Apple’s self-driving car will be unveiled in 2024, according to Reuters. But consumers have heard the hype before. The advent of self-driving cars is supposed to be, well, right now.
Major magazines, news outlets, and even GM, Toyota, and Honda themselves said they would be manufacturing self-driving cars by 2020. Elon Musk was particularly optimistic, saying that Tesla would have an automated vehicle by the year 2018. Yet the years have come and gone, and we still don’t see any fully autonomous vehicles. They remain out of reach to the regular consumer with the exception of special trials.
Sure, you can buy a car that will automatically put on the brakes in anticipation of a collision, or there are features like the Tesla Model S with autopilot that handles driving on the highway. But fully autonomous? Nope. It seems perhaps the automotive industry over-promised and under-delivered. So, what should an enthusiastic driving public expect next?
Just the Facts
To determine why it’s taking longer than expected for self-driving cars to hit the road, it’s important to examine a few facts about this amazing new technology.
- Self-driving cars are dependent on artificial intelligence.
- The years between 2010 and 2020 saw many advances in AI.
- Technological advances thus far include computer vision, object recognition, speech recognition, translation, and games.
- All these advances are really great news if you are a gamer, but not so much for the rest of us.
AI advanced by leaps and bounds after 2010, but limitations became obvious very quickly. Even with huge investment, one problem remained: reliability.
What’s Needed to Drive Autonomous Vehicles Forward
The sheer amount of training data needed for machine learning to make self-driving cars a reality has been the main obstacle. Artificial intelligence learns by modeling behavior. That takes an extraordinary amount of data, meaning billions of hours of real driving footage.
In addition, some events are difficult to recreate because they are rare. For example, recreating car accidents or teaching AI how to avoid obstacles in the road make data generation difficult.

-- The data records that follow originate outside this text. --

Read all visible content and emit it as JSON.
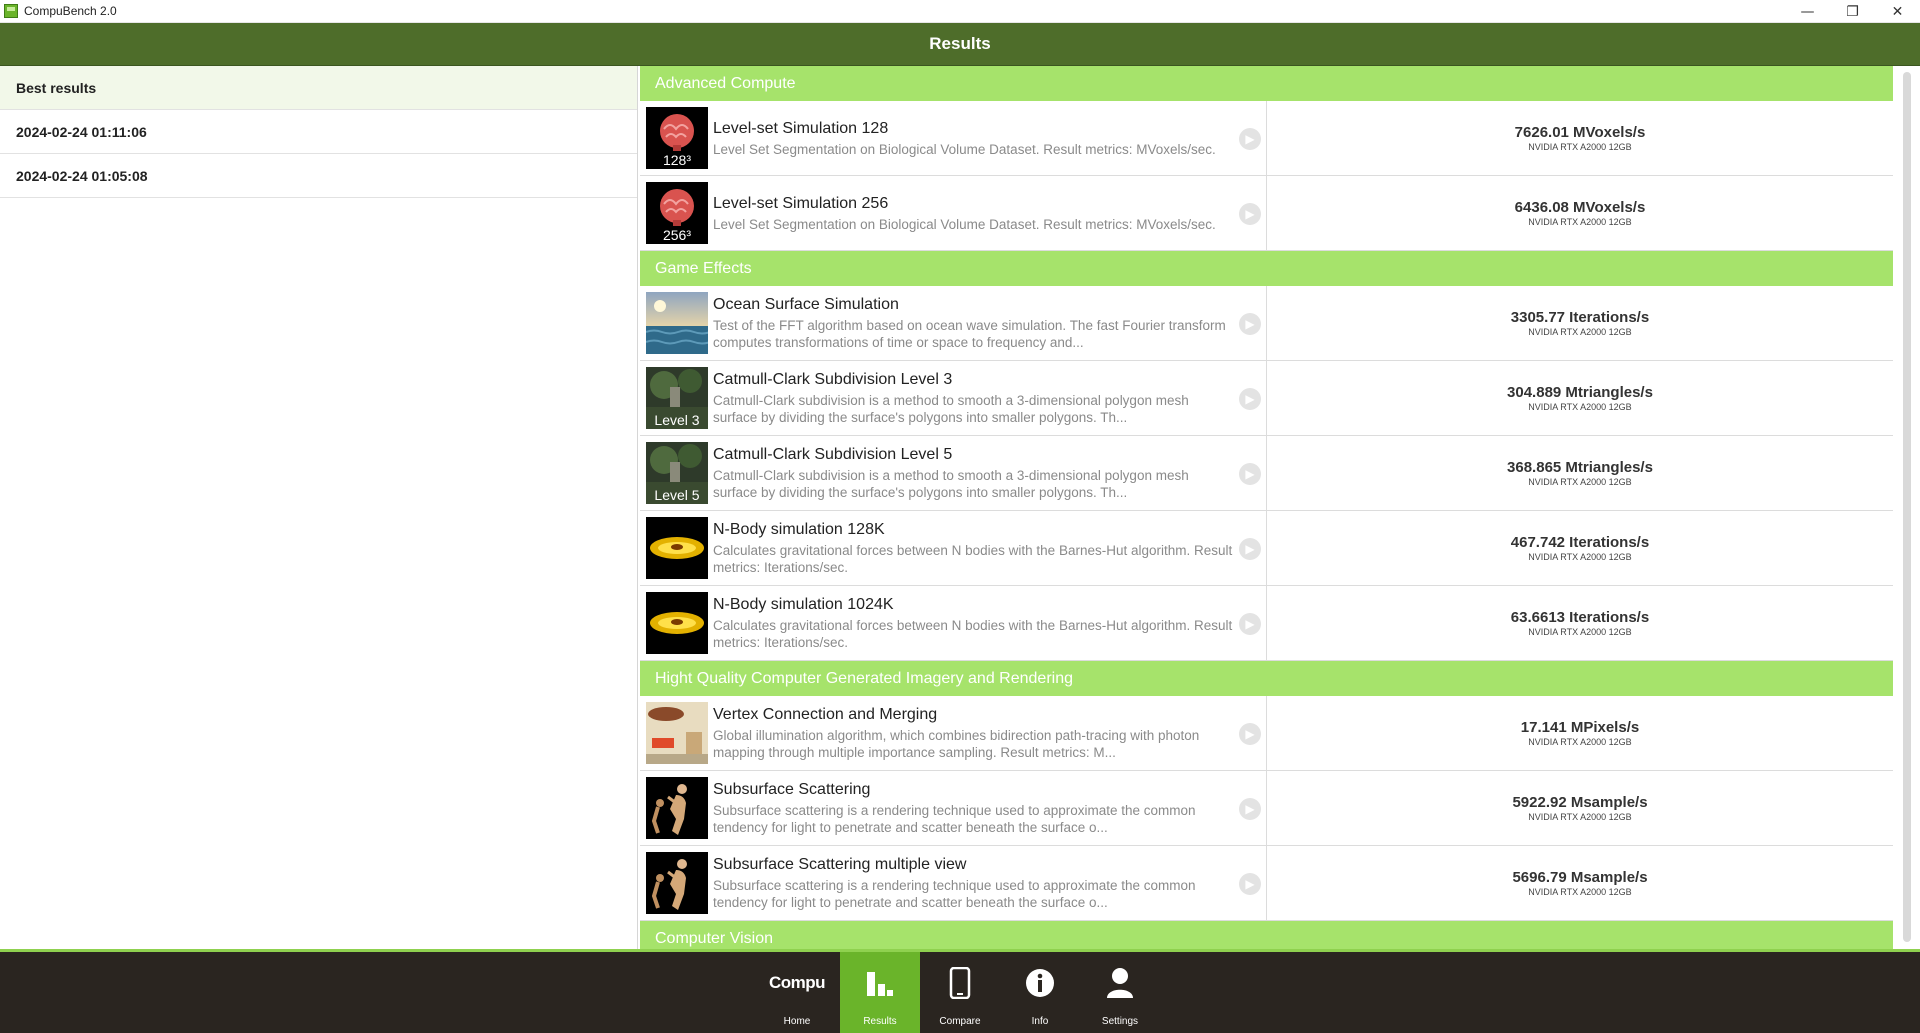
{
  "window": {
    "title": "CompuBench 2.0",
    "controls": {
      "minimize": "—",
      "restore": "❐",
      "close": "✕"
    }
  },
  "header": {
    "title": "Results"
  },
  "sidebar": {
    "items": [
      {
        "label": "Best results"
      },
      {
        "label": "2024-02-24 01:11:06"
      },
      {
        "label": "2024-02-24 01:05:08"
      }
    ]
  },
  "results": {
    "categories": [
      {
        "name": "Advanced Compute",
        "rows": [
          {
            "name": "Level-set Simulation 128",
            "desc": "Level Set Segmentation on Biological Volume Dataset. Result metrics: MVoxels/sec.",
            "thumb_label": "128³",
            "thumb": "brain-icon",
            "score": "7626.01 MVoxels/s",
            "device": "NVIDIA RTX A2000 12GB"
          },
          {
            "name": "Level-set Simulation 256",
            "desc": "Level Set Segmentation on Biological Volume Dataset. Result metrics: MVoxels/sec.",
            "thumb_label": "256³",
            "thumb": "brain-icon",
            "score": "6436.08 MVoxels/s",
            "device": "NVIDIA RTX A2000 12GB"
          }
        ]
      },
      {
        "name": "Game Effects",
        "rows": [
          {
            "name": "Ocean Surface Simulation",
            "desc": "Test of the FFT algorithm based on ocean wave simulation. The fast Fourier transform computes transformations of time or space to frequency and...",
            "thumb_label": "",
            "thumb": "ocean-icon",
            "score": "3305.77 Iterations/s",
            "device": "NVIDIA RTX A2000 12GB"
          },
          {
            "name": "Catmull-Clark Subdivision Level 3",
            "desc": "Catmull-Clark subdivision is a method to smooth a 3-dimensional polygon mesh surface by dividing the surface's polygons into smaller polygons. Th...",
            "thumb_label": "Level 3",
            "thumb": "forest-icon",
            "score": "304.889 Mtriangles/s",
            "device": "NVIDIA RTX A2000 12GB"
          },
          {
            "name": "Catmull-Clark Subdivision Level 5",
            "desc": "Catmull-Clark subdivision is a method to smooth a 3-dimensional polygon mesh surface by dividing the surface's polygons into smaller polygons. Th...",
            "thumb_label": "Level 5",
            "thumb": "forest-icon",
            "score": "368.865 Mtriangles/s",
            "device": "NVIDIA RTX A2000 12GB"
          },
          {
            "name": "N-Body simulation 128K",
            "desc": "Calculates gravitational forces between N bodies with the Barnes-Hut algorithm. Result metrics: Iterations/sec.",
            "thumb_label": "",
            "thumb": "galaxy-icon",
            "score": "467.742 Iterations/s",
            "device": "NVIDIA RTX A2000 12GB"
          },
          {
            "name": "N-Body simulation 1024K",
            "desc": "Calculates gravitational forces between N bodies with the Barnes-Hut algorithm. Result metrics: Iterations/sec.",
            "thumb_label": "",
            "thumb": "galaxy-icon",
            "score": "63.6613 Iterations/s",
            "device": "NVIDIA RTX A2000 12GB"
          }
        ]
      },
      {
        "name": "Hight Quality Computer Generated Imagery and Rendering",
        "rows": [
          {
            "name": "Vertex Connection and Merging",
            "desc": "Global illumination algorithm, which combines bidirection path-tracing with photon mapping through multiple importance sampling. Result metrics: M...",
            "thumb_label": "",
            "thumb": "scene-icon",
            "score": "17.141 MPixels/s",
            "device": "NVIDIA RTX A2000 12GB"
          },
          {
            "name": "Subsurface Scattering",
            "desc": "Subsurface scattering is a rendering technique used to approximate the common tendency for light to penetrate and scatter beneath the surface o...",
            "thumb_label": "",
            "thumb": "statue-icon",
            "score": "5922.92 Msample/s",
            "device": "NVIDIA RTX A2000 12GB"
          },
          {
            "name": "Subsurface Scattering multiple view",
            "desc": "Subsurface scattering is a rendering technique used to approximate the common tendency for light to penetrate and scatter beneath the surface o...",
            "thumb_label": "",
            "thumb": "statue-icon",
            "score": "5696.79 Msample/s",
            "device": "NVIDIA RTX A2000 12GB"
          }
        ]
      },
      {
        "name": "Computer Vision",
        "rows": []
      }
    ]
  },
  "nav": {
    "logo": "Compu",
    "items": [
      {
        "label": "Home",
        "icon": "compu-logo-icon"
      },
      {
        "label": "Results",
        "icon": "bar-chart-icon",
        "active": true
      },
      {
        "label": "Compare",
        "icon": "phone-icon"
      },
      {
        "label": "Info",
        "icon": "info-icon"
      },
      {
        "label": "Settings",
        "icon": "user-icon"
      }
    ]
  },
  "colors": {
    "header_bg": "#4e6d2a",
    "category_bg": "#a6e36b",
    "nav_bg": "#2a2520",
    "nav_active": "#6ab42a"
  }
}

Engineers have tried to circumvent this by driving more miles and doing simulations, and this has helped, but has not completely solved the problem.
Arizona already has Waymo cars, driverless vehicles used by a select group of people as a rideshare similar to Uber. This test model might expand to more cities in the coming year, but progress has been remarkably slow. The death of a Tempe woman that was killed by an autonomous Uber vehicle led to a lawsuit when the victim’s family hired a wrongful death attorney. The case has slowed down production timelines and increased the focus on safety.
How Driverless Cars Could Change the Future
For now, it seems apparent that self-driving cars are on the horizon, and we get closer with each passing year. Even so, when they are actually launched for mass consumption is still anybody’s guess.
It remains to be seen if this technology will change the idea of car ownership. Privately owned modes of transportation may disappear since consumers can simply order a ride digitally anytime, anywhere.
This might lead to less cars on the road. It’s also possible that basic infrastructure could change to make it easier for self-driving cars to navigate. The physical structure of roads themselves could change.
Instead of being hauled cross-country by truck drivers, consumer products may be arriving at warehouses via self-driving vehicles. Lunch at your desk? The day your burger and fries arrives by autonomous vehicle is likely years, not decades, away.